George's first kidney transplant was a donation from his youngest sister Marjorie. The doctor's stated they were a perfect match. The donated kidney was found upside down in his sister and didn't start working in George until it was placed the same way. It lasted for ten years, and he was able to return to working in the nuclear field. After starting his new family, he left the nuclear field for a position closer to home at Whirlpool. After the donated kidney failed, he was no longer able to work full time due to dialysis. Being such a people person, George sought out part time employment. He obtained a security position with Mt. Zion Baptist Church where he enjoyed relationships gained there. He simply loved being around people, and with his upbeat and happy personality, it was a joy to share George’s company. He had a way of making people love him; he was just that kind of guy. He remained lighthearted and positive throughout his medical issues and was a source of inspiration for many. He was indeed the life of the party right until the end.

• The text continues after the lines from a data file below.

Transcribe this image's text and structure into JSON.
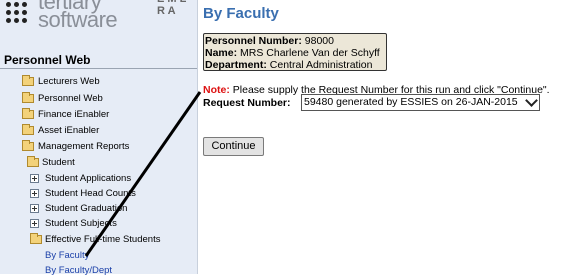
{
  "logo": {
    "line1": "tertiary",
    "line2": "software",
    "peek": "E M L R A"
  },
  "sidebar": {
    "app_title": "Personnel Web",
    "items": [
      {
        "label": "Lecturers Web"
      },
      {
        "label": "Personnel Web"
      },
      {
        "label": "Finance iEnabler"
      },
      {
        "label": "Asset iEnabler"
      },
      {
        "label": "Management Reports"
      },
      {
        "label": "Student"
      },
      {
        "label": "Student Applications"
      },
      {
        "label": "Student Head Counts"
      },
      {
        "label": "Student Graduation"
      },
      {
        "label": "Student Subjects"
      },
      {
        "label": "Effective Full-time Students"
      },
      {
        "label": "By Faculty"
      },
      {
        "label": "By Faculty/Dept"
      }
    ]
  },
  "main": {
    "title": "By Faculty",
    "info": {
      "personnel_number_label": "Personnel Number:",
      "personnel_number": "98000",
      "name_label": "Name:",
      "name": "MRS Charlene Van der Schyff",
      "department_label": "Department:",
      "department": "Central Administration"
    },
    "note_label": "Note:",
    "note_text": "Please supply the Request Number for this run and click \"Continue\".",
    "request_label": "Request Number:",
    "request_value": "59480 generated by ESSIES on 26-JAN-2015",
    "continue_label": "Continue"
  },
  "colors": {
    "title": "#3a6fb0",
    "note_label": "#dd1111",
    "link": "#1a3fa8",
    "sidebar_bg": "#e6ecf6",
    "info_bg": "#ece7d8"
  }
}
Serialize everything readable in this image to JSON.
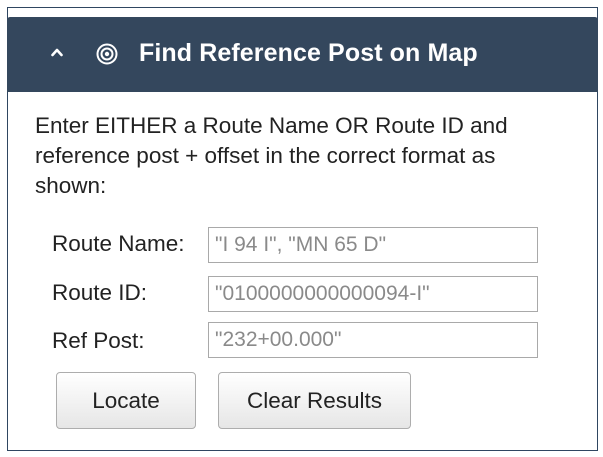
{
  "panel": {
    "title": "Find Reference Post on Map",
    "collapse_icon": "chevron-up-icon",
    "title_icon": "target-icon"
  },
  "instructions": "Enter EITHER a Route Name OR Route ID and reference post + offset in the correct format as shown:",
  "form": {
    "route_name_label": "Route Name:",
    "route_name_placeholder": "\"I 94 I\", \"MN 65 D\"",
    "route_id_label": "Route ID:",
    "route_id_placeholder": "\"0100000000000094-I\"",
    "ref_post_label": "Ref Post:",
    "ref_post_placeholder": "\"232+00.000\""
  },
  "buttons": {
    "locate_label": "Locate",
    "clear_label": "Clear Results"
  },
  "colors": {
    "header_bg": "#34475d",
    "border": "#2f4661"
  }
}
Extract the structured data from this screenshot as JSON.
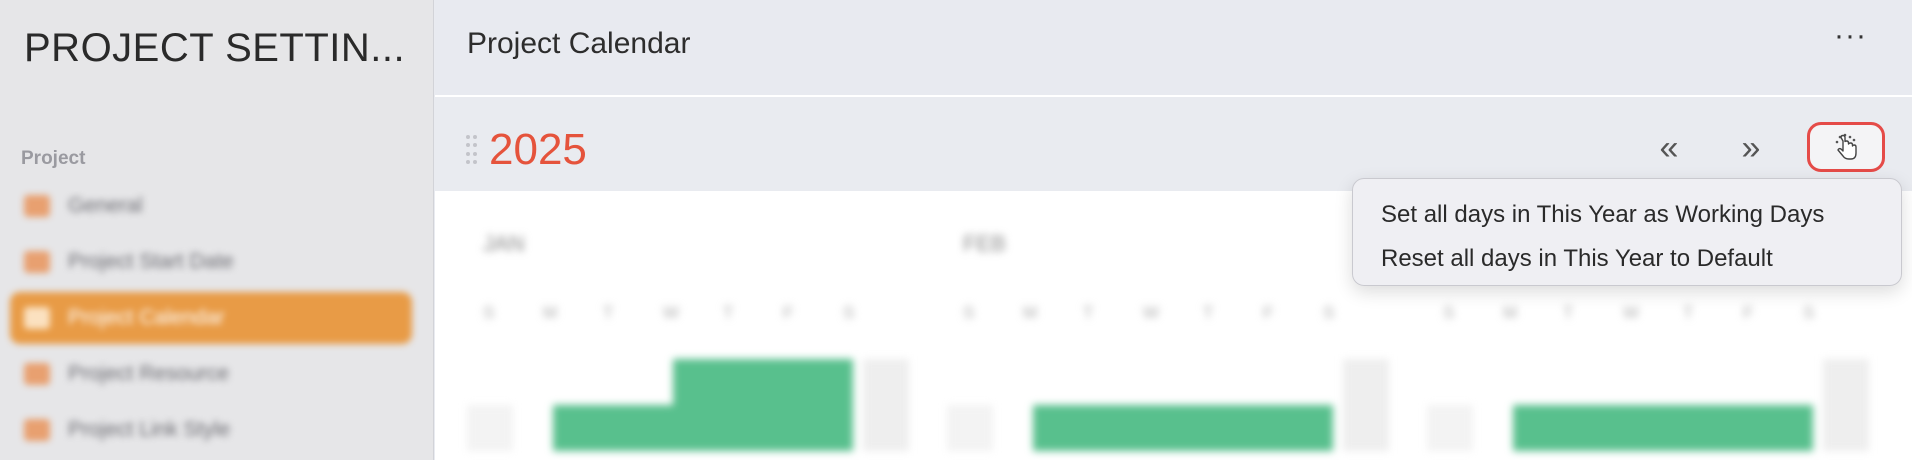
{
  "sidebar": {
    "title": "PROJECT SETTIN...",
    "section_label": "Project",
    "items": [
      {
        "label": "General",
        "active": false
      },
      {
        "label": "Project Start Date",
        "active": false
      },
      {
        "label": "Project Calendar",
        "active": true
      },
      {
        "label": "Project Resource",
        "active": false
      },
      {
        "label": "Project Link Style",
        "active": false
      }
    ]
  },
  "header": {
    "title": "Project Calendar",
    "more_label": "···"
  },
  "toolbar": {
    "year": "2025",
    "prev_label": "«",
    "next_label": "»",
    "days_button_icon": "hand-pointer-icon"
  },
  "calendar": {
    "months": [
      {
        "name": "JAN",
        "weekdays": [
          "S",
          "M",
          "T",
          "W",
          "T",
          "F",
          "S"
        ]
      },
      {
        "name": "FEB",
        "weekdays": [
          "S",
          "M",
          "T",
          "W",
          "T",
          "F",
          "S"
        ]
      },
      {
        "name": "",
        "weekdays": [
          "S",
          "M",
          "T",
          "W",
          "T",
          "F",
          "S"
        ]
      }
    ]
  },
  "popup": {
    "items": [
      "Set all days in This Year as Working Days",
      "Reset all days in This Year to Default"
    ]
  },
  "colors": {
    "accent_year": "#e5533c",
    "active_sidebar": "#e89b46",
    "working_day": "#58c08d",
    "focus_ring": "#e54b48"
  }
}
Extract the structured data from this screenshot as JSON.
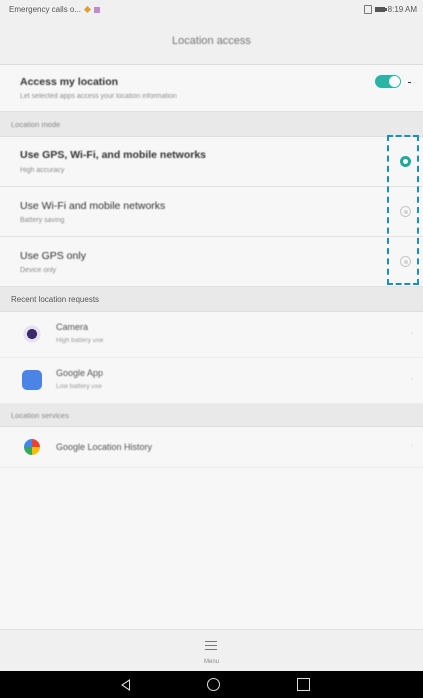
{
  "status_bar": {
    "carrier_text": "Emergency calls o...",
    "time": "8:19 AM"
  },
  "header": {
    "title": "Location access"
  },
  "access": {
    "title": "Access my location",
    "subtitle": "Let selected apps access your location information",
    "enabled": true
  },
  "location_mode": {
    "section_label": "Location mode",
    "options": [
      {
        "title": "Use GPS, Wi-Fi, and mobile networks",
        "subtitle": "High accuracy",
        "selected": true
      },
      {
        "title": "Use Wi-Fi and mobile networks",
        "subtitle": "Battery saving",
        "selected": false
      },
      {
        "title": "Use GPS only",
        "subtitle": "Device only",
        "selected": false
      }
    ]
  },
  "recent_requests": {
    "section_label": "Recent location requests",
    "apps": [
      {
        "name": "Camera",
        "detail": "High battery use",
        "icon": "camera-icon"
      },
      {
        "name": "Google App",
        "detail": "Low battery use",
        "icon": "google-icon"
      }
    ]
  },
  "location_services": {
    "section_label": "Location services",
    "items": [
      {
        "name": "Google Location History",
        "icon": "location-history-icon"
      }
    ]
  },
  "menu": {
    "label": "Menu"
  },
  "colors": {
    "accent": "#29b4a6",
    "callout": "#1a8fbf"
  }
}
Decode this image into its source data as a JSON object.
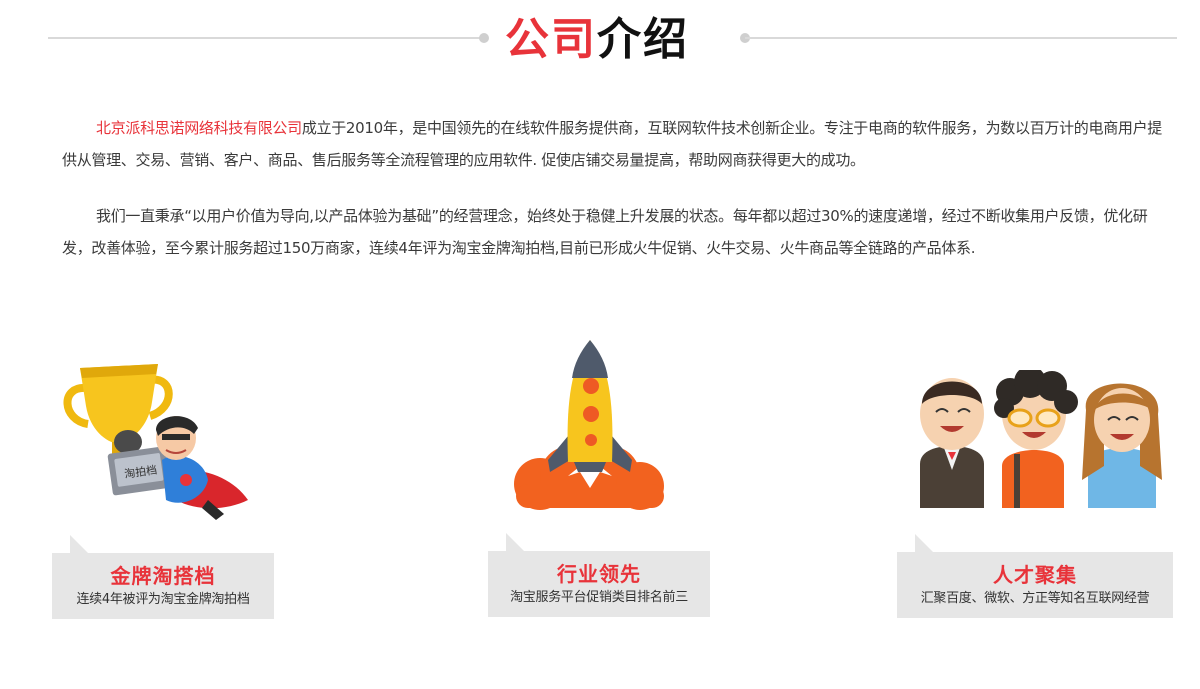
{
  "heading": {
    "title_red": "公司",
    "title_dark": "介绍"
  },
  "intro": {
    "company_name": "北京派科思诺网络科技有限公司",
    "paragraph1_rest": "成立于2010年，是中国领先的在线软件服务提供商，互联网软件技术创新企业。专注于电商的软件服务，为数以百万计的电商用户提供从管理、交易、营销、客户、商品、售后服务等全流程管理的应用软件. 促使店铺交易量提高，帮助网商获得更大的成功。",
    "paragraph2": "我们一直秉承“以用户价值为导向,以产品体验为基础”的经营理念，始终处于稳健上升发展的状态。每年都以超过30%的速度递增，经过不断收集用户反馈，优化研发，改善体验，至今累计服务超过150万商家，连续4年评为淘宝金牌淘拍档,目前已形成火牛促销、火牛交易、火牛商品等全链路的产品体系."
  },
  "features": [
    {
      "title": "金牌淘搭档",
      "subtitle": "连续4年被评为淘宝金牌淘拍档",
      "icon": "trophy-superhero-icon",
      "badge_text": "淘拍档"
    },
    {
      "title": "行业领先",
      "subtitle": "淘宝服务平台促销类目排名前三",
      "icon": "rocket-icon"
    },
    {
      "title": "人才聚集",
      "subtitle": "汇聚百度、微软、方正等知名互联网经营",
      "icon": "team-people-icon"
    }
  ],
  "colors": {
    "accent_red": "#e8333a",
    "card_bg": "#e6e6e6",
    "text": "#3a3a3a"
  }
}
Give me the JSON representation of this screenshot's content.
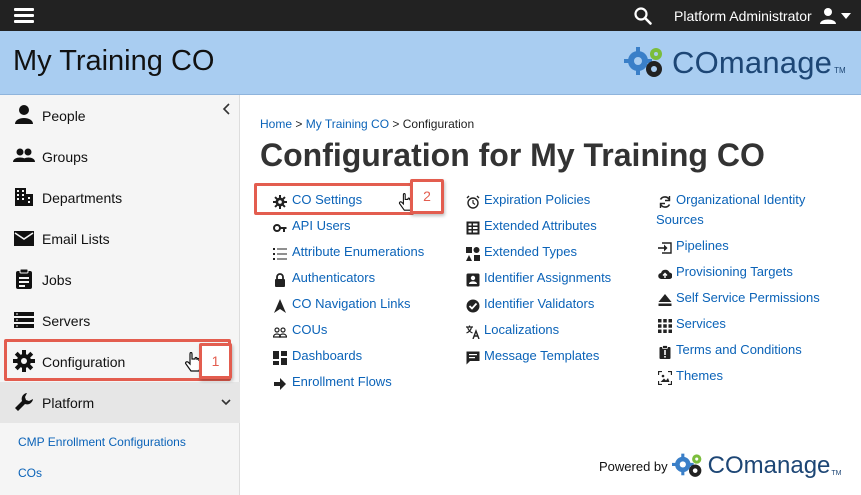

While there are many things George will be remembered for, his legacy lives on in the way he used his sarcastic yet truthful humor. He was always a little skeptical about restaurants, and he warned never to take samples of food because they had fly booty on them. And he was very weary of sales people, mostly car salesmen, because George just knew too much about cars to have anything pulled over on him. George mixed humor with nearly everything he said and did; it was one of the things that made him the special man that he was, and so well loved.
George Logan II, age 51, of Paw Paw, died on Tuesday, October 16, 2018. Surviving are his wife, Missy; two children: Kiersten and Kailee; his grandson, Aiden Hurt; parents; two sisters, Renee (Gerald) Mumphrey and Marjorie Logan; nephew, Gabriel Mumphrey; and niece, Reah Mumphrey. Cremation will take place. Services will be held on Friday (Oct 19) at 4:00 PM at Betzler Life Story Funeral Home, 6080 Stadium Dr. Kalamazoo (269) 375-2900. A reception will follow in the Life Story Center where food and refreshments will be served. Please visit George’s personal web page at www.betzlerfuneralhome.com where you can archive a favorite memory or photo and sign his online guestbook before coming to the funeral home.